**EXERCISE BRIEF**: Write out the whole listing exactly as it is written below.

**RECORDS TO USE**:
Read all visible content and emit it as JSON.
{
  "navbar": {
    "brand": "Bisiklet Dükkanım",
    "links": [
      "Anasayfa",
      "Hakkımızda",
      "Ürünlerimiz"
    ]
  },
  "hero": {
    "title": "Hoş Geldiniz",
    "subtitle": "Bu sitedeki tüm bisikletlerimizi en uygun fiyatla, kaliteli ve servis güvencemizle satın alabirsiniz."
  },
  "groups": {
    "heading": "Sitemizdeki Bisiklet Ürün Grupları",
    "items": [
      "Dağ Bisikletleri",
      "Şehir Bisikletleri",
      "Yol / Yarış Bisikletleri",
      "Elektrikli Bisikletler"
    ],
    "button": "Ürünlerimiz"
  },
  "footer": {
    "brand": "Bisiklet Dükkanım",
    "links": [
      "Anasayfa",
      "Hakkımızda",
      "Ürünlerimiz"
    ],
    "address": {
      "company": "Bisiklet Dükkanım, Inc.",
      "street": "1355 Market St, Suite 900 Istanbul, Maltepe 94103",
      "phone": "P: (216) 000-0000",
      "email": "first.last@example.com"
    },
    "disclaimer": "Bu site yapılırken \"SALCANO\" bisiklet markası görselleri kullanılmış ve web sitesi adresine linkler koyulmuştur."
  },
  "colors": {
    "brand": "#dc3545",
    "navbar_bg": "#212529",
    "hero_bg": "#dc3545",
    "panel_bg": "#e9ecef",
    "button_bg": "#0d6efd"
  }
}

**ANSWER TO THE EXERCISE**:
Read all visible content and emit it as JSON.
{
  "navbar": {
    "brand": "Bisiklet Dükkanım",
    "links": [
      "Anasayfa",
      "Hakkımızda",
      "Ürünlerimiz"
    ]
  },
  "hero": {
    "title": "Hoş Geldiniz",
    "subtitle": "Bu sitedeki tüm bisikletlerimizi en uygun fiyatla, kaliteli ve servis güvencemizle satın alabirsiniz."
  },
  "groups": {
    "heading": "Sitemizdeki Bisiklet Ürün Grupları",
    "items": [
      "Dağ Bisikletleri",
      "Şehir Bisikletleri",
      "Yol / Yarış Bisikletleri",
      "Elektrikli Bisikletler"
    ],
    "button": "Ürünlerimiz"
  },
  "footer": {
    "brand": "Bisiklet Dükkanım",
    "links": [
      "Anasayfa",
      "Hakkımızda",
      "Ürünlerimiz"
    ],
    "address": {
      "company": "Bisiklet Dükkanım, Inc.",
      "street": "1355 Market St, Suite 900 Istanbul, Maltepe 94103",
      "phone": "P: (216) 000-0000",
      "email": "first.last@example.com"
    },
    "disclaimer": "Bu site yapılırken \"SALCANO\" bisiklet markası görselleri kullanılmış ve web sitesi adresine linkler koyulmuştur."
  },
  "colors": {
    "brand": "#dc3545",
    "navbar_bg": "#212529",
    "hero_bg": "#dc3545",
    "panel_bg": "#e9ecef",
    "button_bg": "#0d6efd"
  }
}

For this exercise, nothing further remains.